Why JetBlue’s CEO Thinks Breeze Will Be A Success

David Neeleman’s new airline Breeze is gearing up for takeoff in 2021 but will be flying into a difficult operating environment. Nevertheless, CEO of fellow Neeleman-founded airline, Robin Hayes of JetBlue, believes the startup will succeed. However, he’s not afraid to compete if Breeze enters his markets.

Breeze Airways
Robin Hayes, CEO of JetBlue, thinks Breeze will be a success. Photo: Breeze Airways

Lower fares and point-to-point will win

Despite the challenges posed by 2020, the US aviation industry is buzzing at the thought of a new entrant to its low-cost market. And this isn’t just any new entrant, but one that will fly two of the most capable aircraft in the short-haul catalog – the A220 and the E-195 – and which is headed up by serial airline founder David Neeleman.

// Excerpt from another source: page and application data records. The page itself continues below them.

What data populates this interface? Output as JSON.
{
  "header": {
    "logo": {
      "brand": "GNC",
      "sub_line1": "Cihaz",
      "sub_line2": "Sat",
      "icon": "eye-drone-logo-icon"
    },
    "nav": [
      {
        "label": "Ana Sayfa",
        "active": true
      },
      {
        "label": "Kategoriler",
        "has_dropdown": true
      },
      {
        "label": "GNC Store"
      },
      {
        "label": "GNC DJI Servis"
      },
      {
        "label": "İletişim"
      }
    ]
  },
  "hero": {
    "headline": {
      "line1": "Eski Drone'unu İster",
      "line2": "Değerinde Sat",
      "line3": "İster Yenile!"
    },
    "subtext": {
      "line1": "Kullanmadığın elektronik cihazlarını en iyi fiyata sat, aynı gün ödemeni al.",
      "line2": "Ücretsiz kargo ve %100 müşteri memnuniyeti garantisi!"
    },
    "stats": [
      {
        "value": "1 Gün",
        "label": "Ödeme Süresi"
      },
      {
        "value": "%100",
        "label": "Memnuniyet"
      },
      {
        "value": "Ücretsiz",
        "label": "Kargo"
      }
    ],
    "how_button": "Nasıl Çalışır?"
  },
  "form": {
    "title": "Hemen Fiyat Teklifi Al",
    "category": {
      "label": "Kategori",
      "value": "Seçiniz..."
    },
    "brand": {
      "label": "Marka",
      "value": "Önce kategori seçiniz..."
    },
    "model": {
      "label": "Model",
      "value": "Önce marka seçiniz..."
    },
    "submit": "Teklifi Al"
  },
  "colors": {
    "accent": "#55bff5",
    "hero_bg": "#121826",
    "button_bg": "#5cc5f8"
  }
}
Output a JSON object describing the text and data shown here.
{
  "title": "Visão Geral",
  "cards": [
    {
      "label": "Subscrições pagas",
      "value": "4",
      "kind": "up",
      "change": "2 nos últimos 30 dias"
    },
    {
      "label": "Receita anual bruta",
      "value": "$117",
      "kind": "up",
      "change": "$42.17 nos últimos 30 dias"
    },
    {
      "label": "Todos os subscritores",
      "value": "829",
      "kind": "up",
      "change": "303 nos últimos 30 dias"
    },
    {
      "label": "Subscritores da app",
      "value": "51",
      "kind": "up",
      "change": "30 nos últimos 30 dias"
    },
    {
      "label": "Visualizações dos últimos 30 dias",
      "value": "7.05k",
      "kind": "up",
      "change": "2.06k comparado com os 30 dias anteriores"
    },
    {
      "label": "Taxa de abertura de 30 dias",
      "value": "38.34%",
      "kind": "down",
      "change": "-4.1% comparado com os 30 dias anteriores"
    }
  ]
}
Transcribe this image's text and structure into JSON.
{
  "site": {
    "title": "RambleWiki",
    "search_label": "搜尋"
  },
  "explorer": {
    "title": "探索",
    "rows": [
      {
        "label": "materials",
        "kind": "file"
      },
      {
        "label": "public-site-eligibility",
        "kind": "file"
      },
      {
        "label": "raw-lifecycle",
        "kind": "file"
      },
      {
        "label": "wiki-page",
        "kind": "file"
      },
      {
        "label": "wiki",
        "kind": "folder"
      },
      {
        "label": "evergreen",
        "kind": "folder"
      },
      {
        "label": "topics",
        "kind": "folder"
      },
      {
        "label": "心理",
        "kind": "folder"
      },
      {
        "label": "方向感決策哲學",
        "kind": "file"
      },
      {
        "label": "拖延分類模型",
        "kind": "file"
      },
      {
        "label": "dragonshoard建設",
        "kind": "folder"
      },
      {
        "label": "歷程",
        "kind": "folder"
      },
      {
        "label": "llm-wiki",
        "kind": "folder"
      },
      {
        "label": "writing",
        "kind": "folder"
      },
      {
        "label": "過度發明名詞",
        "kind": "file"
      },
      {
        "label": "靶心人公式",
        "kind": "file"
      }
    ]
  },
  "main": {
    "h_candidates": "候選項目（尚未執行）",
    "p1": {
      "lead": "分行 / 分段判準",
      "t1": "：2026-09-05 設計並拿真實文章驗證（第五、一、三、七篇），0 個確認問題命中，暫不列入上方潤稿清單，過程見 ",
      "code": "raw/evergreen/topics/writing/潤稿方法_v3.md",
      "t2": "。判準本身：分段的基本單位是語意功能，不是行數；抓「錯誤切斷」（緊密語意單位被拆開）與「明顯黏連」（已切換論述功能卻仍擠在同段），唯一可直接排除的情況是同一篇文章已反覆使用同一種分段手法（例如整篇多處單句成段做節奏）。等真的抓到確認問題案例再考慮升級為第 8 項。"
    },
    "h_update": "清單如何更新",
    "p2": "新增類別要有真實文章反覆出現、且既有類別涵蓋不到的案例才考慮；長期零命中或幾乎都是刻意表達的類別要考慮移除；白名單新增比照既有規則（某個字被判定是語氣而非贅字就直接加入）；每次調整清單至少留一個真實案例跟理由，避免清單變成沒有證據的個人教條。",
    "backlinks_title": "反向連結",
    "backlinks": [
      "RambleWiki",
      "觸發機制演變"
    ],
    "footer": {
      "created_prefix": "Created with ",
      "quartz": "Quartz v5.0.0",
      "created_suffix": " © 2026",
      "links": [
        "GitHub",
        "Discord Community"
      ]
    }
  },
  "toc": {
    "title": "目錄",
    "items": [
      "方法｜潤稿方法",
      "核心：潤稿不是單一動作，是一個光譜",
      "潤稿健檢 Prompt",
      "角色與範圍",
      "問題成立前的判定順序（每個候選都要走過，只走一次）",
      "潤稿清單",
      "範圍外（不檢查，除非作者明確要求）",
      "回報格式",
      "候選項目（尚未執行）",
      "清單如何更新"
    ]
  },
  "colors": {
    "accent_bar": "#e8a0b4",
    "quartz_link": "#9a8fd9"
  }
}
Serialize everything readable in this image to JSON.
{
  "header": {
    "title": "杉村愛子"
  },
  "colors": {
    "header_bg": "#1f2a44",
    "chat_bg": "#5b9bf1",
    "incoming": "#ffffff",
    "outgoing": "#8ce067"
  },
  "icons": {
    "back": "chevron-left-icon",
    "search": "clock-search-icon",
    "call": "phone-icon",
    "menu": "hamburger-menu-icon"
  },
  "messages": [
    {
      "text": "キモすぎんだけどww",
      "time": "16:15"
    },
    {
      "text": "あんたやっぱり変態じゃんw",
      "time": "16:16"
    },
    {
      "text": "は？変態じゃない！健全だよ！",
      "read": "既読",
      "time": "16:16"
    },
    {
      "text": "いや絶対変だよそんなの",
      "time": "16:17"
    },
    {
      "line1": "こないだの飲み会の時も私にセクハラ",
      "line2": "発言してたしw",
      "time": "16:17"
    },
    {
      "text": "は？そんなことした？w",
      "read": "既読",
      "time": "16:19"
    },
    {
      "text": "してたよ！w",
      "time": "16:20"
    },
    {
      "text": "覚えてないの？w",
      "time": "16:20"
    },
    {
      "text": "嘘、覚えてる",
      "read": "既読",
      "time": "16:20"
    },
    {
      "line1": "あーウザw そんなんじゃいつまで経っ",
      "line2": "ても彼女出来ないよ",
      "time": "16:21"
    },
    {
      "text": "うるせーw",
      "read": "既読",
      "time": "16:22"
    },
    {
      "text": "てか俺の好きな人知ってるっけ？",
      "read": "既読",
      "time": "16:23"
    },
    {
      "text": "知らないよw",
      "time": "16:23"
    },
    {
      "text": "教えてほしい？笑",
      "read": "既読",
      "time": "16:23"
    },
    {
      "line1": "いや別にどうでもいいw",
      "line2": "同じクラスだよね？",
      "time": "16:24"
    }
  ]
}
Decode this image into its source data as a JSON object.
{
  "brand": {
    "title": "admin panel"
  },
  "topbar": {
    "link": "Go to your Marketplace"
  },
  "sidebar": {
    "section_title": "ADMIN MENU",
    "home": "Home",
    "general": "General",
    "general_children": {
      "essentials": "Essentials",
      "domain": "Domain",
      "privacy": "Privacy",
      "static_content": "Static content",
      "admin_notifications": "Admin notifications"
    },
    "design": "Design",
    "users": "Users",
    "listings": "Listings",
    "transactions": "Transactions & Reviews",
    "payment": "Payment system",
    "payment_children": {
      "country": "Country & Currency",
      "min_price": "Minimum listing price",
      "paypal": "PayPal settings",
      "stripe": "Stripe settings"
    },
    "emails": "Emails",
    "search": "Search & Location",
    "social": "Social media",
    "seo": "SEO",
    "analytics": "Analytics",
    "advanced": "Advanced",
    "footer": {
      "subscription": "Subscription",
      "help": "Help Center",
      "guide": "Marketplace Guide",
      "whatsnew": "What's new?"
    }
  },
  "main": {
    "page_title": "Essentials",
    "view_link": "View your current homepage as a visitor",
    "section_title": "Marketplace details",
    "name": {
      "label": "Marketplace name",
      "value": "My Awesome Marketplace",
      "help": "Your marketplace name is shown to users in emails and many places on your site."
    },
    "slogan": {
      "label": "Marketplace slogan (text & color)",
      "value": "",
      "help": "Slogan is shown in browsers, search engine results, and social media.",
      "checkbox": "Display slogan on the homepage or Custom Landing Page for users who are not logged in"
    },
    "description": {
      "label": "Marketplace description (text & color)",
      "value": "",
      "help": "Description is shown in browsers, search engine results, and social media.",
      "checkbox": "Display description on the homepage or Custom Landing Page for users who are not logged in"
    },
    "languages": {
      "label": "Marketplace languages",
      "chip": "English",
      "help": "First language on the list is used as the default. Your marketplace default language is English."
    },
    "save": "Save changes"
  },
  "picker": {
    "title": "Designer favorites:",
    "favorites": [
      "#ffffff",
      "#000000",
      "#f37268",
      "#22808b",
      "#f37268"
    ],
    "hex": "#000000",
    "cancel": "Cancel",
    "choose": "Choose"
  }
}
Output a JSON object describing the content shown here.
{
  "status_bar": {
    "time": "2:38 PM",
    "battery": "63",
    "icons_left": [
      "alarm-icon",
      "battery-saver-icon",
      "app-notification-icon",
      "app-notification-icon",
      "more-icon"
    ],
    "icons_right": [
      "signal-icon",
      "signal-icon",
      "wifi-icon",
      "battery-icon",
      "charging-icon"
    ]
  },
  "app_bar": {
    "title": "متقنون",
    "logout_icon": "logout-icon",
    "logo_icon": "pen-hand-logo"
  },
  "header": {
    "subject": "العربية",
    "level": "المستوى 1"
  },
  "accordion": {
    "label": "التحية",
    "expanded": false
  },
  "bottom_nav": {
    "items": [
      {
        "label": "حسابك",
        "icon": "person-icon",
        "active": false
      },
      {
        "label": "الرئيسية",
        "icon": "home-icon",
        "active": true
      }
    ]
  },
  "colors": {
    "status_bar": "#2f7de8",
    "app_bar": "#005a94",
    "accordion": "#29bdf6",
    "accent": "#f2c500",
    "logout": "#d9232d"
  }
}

Having taken delivery of its first Embraer in October, Breeze is gearing up for launch in 2021. Speaking at Routes Reconnected this week, JetBlue CEO Robin Hayes says he believes the airline will be a success. He said,

“I do think to the degree [Breeze] can identify markets that have not been tapped historically, if the demand is there, they can stimulate that through lower fares. I think that will be successful.”

JetBlue is the master of identifying untapped markets. Hayes noted that around 85 to 90% of JetBlue’s traffic flies point-to-point, with very little focus on connecting traffic. He says that the airline has seen a very strong preference for point-to-point travel when people can get it, and it’s a space where legacy airlines will struggle to compete on price.

JetBlue CEO Robin Hayes says Breeze will be a success if it can find those untapped markets. Photo: Getty Images

What’s left for Breeze?

Although the route network for the new airline is still under wraps, Neeleman has made clear all along that this is an airline that will focus on point-to-point, underserved routes, connecting secondary airports together. In normal times, these sorts of routes are ignored by large legacy carriers, with most preferring to operate through their hubs on connecting itineraries instead.

But these are not normal times. As Hayes said in his interview, airlines are behaving a bit like a bunch of 10 year old’s playing football. Nobody is playing their position anymore; everyone’s just chasing down the ball with little regard for their traditional strategy.

Airlines have stepped out of their usual positions to chase down demand where it’s seen. Photo: Getty Images

With major airlines redeploying capacity onto leisure routes, many of those underserved connections are rapidly becoming rather well served indeed. Does this mean that there will be very little for Breeze to pick up once it finally gets flying underway? Hayes thinks not, and believes that, as time moves on, the legacy airlines will pull back into their own positions. He said,

“The thing is, how much do we view what’s going on at the moment as sustainable over time? I think that, if you’re an airline that has built a cost structure around a higher fare business traveller, then it’s not really practical to make the sort of returns that they need to make flying leisure fliers around.

“So it may be something that you do in the short term to generate cash. But generating cash is a temporary strategy. What you have to do at some point is get back to building margin and profitability. I do think that as the business travel market recovers, and it will, it may not be where it was, but it will recover over time, you’ll see a lot of that flying redeployed.”

It’s great to see JetBlue supporting its founder’s new venture. But what about when they come head to head? Hayes said he was not afraid to compete with Breeze, commenting,

“I’m sure we’re gonna see them. I think that we have a very clear plan that we focus on, so if they turn up into markets that we fly, we will compete with them.”